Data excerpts
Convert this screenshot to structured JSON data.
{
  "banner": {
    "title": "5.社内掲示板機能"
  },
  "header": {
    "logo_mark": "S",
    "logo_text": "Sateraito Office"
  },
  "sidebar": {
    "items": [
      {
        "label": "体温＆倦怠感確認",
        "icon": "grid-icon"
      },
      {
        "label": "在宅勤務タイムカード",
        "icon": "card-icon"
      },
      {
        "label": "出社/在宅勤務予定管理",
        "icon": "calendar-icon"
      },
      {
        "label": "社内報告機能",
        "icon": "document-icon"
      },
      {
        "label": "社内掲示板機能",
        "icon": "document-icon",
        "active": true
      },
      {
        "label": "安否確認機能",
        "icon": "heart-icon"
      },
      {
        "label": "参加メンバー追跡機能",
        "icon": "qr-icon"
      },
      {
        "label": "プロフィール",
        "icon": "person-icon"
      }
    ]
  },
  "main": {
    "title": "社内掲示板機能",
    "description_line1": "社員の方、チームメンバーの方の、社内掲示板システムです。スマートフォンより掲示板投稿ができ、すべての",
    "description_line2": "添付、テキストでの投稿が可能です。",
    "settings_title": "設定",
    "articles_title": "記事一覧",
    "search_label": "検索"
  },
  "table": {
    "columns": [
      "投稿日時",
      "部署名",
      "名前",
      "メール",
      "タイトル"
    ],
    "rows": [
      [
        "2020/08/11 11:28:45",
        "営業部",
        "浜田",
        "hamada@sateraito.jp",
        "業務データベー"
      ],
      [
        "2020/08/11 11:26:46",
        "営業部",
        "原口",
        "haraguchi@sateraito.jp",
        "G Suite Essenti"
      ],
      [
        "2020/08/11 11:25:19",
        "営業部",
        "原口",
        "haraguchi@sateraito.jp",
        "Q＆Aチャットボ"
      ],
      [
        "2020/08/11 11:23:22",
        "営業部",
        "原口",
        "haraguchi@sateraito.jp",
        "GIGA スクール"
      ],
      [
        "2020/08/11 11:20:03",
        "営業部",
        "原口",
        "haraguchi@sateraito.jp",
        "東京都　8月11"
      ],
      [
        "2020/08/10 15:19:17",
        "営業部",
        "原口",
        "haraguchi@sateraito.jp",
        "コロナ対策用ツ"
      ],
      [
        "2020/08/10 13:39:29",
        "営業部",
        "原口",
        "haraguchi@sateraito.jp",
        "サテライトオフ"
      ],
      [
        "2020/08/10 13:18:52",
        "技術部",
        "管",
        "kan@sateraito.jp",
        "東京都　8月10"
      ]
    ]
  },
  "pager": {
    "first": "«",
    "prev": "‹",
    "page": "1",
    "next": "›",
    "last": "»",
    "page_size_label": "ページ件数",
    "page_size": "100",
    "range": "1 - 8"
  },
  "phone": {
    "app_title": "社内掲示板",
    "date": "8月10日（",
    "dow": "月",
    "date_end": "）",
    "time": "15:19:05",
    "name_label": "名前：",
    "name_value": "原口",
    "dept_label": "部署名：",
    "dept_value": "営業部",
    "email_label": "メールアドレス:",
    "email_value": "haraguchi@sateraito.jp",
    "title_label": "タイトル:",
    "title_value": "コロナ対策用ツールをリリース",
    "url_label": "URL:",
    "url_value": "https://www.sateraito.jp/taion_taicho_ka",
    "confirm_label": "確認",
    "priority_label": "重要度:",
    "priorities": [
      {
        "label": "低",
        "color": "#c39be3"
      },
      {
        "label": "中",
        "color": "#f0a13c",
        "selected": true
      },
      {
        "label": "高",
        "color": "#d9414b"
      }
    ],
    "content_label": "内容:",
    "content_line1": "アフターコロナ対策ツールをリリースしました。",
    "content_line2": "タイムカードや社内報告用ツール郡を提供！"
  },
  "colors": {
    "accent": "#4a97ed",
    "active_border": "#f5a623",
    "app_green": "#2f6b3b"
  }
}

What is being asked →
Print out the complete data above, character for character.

Exercise output →
Convert this screenshot to structured JSON data.
{
  "banner": {
    "title": "5.社内掲示板機能"
  },
  "header": {
    "logo_mark": "S",
    "logo_text": "Sateraito Office"
  },
  "sidebar": {
    "items": [
      {
        "label": "体温＆倦怠感確認",
        "icon": "grid-icon"
      },
      {
        "label": "在宅勤務タイムカード",
        "icon": "card-icon"
      },
      {
        "label": "出社/在宅勤務予定管理",
        "icon": "calendar-icon"
      },
      {
        "label": "社内報告機能",
        "icon": "document-icon"
      },
      {
        "label": "社内掲示板機能",
        "icon": "document-icon",
        "active": true
      },
      {
        "label": "安否確認機能",
        "icon": "heart-icon"
      },
      {
        "label": "参加メンバー追跡機能",
        "icon": "qr-icon"
      },
      {
        "label": "プロフィール",
        "icon": "person-icon"
      }
    ]
  },
  "main": {
    "title": "社内掲示板機能",
    "description_line1": "社員の方、チームメンバーの方の、社内掲示板システムです。スマートフォンより掲示板投稿ができ、すべての",
    "description_line2": "添付、テキストでの投稿が可能です。",
    "settings_title": "設定",
    "articles_title": "記事一覧",
    "search_label": "検索"
  },
  "table": {
    "columns": [
      "投稿日時",
      "部署名",
      "名前",
      "メール",
      "タイトル"
    ],
    "rows": [
      [
        "2020/08/11 11:28:45",
        "営業部",
        "浜田",
        "hamada@sateraito.jp",
        "業務データベー"
      ],
      [
        "2020/08/11 11:26:46",
        "営業部",
        "原口",
        "haraguchi@sateraito.jp",
        "G Suite Essenti"
      ],
      [
        "2020/08/11 11:25:19",
        "営業部",
        "原口",
        "haraguchi@sateraito.jp",
        "Q＆Aチャットボ"
      ],
      [
        "2020/08/11 11:23:22",
        "営業部",
        "原口",
        "haraguchi@sateraito.jp",
        "GIGA スクール"
      ],
      [
        "2020/08/11 11:20:03",
        "営業部",
        "原口",
        "haraguchi@sateraito.jp",
        "東京都　8月11"
      ],
      [
        "2020/08/10 15:19:17",
        "営業部",
        "原口",
        "haraguchi@sateraito.jp",
        "コロナ対策用ツ"
      ],
      [
        "2020/08/10 13:39:29",
        "営業部",
        "原口",
        "haraguchi@sateraito.jp",
        "サテライトオフ"
      ],
      [
        "2020/08/10 13:18:52",
        "技術部",
        "管",
        "kan@sateraito.jp",
        "東京都　8月10"
      ]
    ]
  },
  "pager": {
    "first": "«",
    "prev": "‹",
    "page": "1",
    "next": "›",
    "last": "»",
    "page_size_label": "ページ件数",
    "page_size": "100",
    "range": "1 - 8"
  },
  "phone": {
    "app_title": "社内掲示板",
    "date": "8月10日（",
    "dow": "月",
    "date_end": "）",
    "time": "15:19:05",
    "name_label": "名前：",
    "name_value": "原口",
    "dept_label": "部署名：",
    "dept_value": "営業部",
    "email_label": "メールアドレス:",
    "email_value": "haraguchi@sateraito.jp",
    "title_label": "タイトル:",
    "title_value": "コロナ対策用ツールをリリース",
    "url_label": "URL:",
    "url_value": "https://www.sateraito.jp/taion_taicho_ka",
    "confirm_label": "確認",
    "priority_label": "重要度:",
    "priorities": [
      {
        "label": "低",
        "color": "#c39be3"
      },
      {
        "label": "中",
        "color": "#f0a13c",
        "selected": true
      },
      {
        "label": "高",
        "color": "#d9414b"
      }
    ],
    "content_label": "内容:",
    "content_line1": "アフターコロナ対策ツールをリリースしました。",
    "content_line2": "タイムカードや社内報告用ツール郡を提供！"
  },
  "colors": {
    "accent": "#4a97ed",
    "active_border": "#f5a623",
    "app_green": "#2f6b3b"
  }
}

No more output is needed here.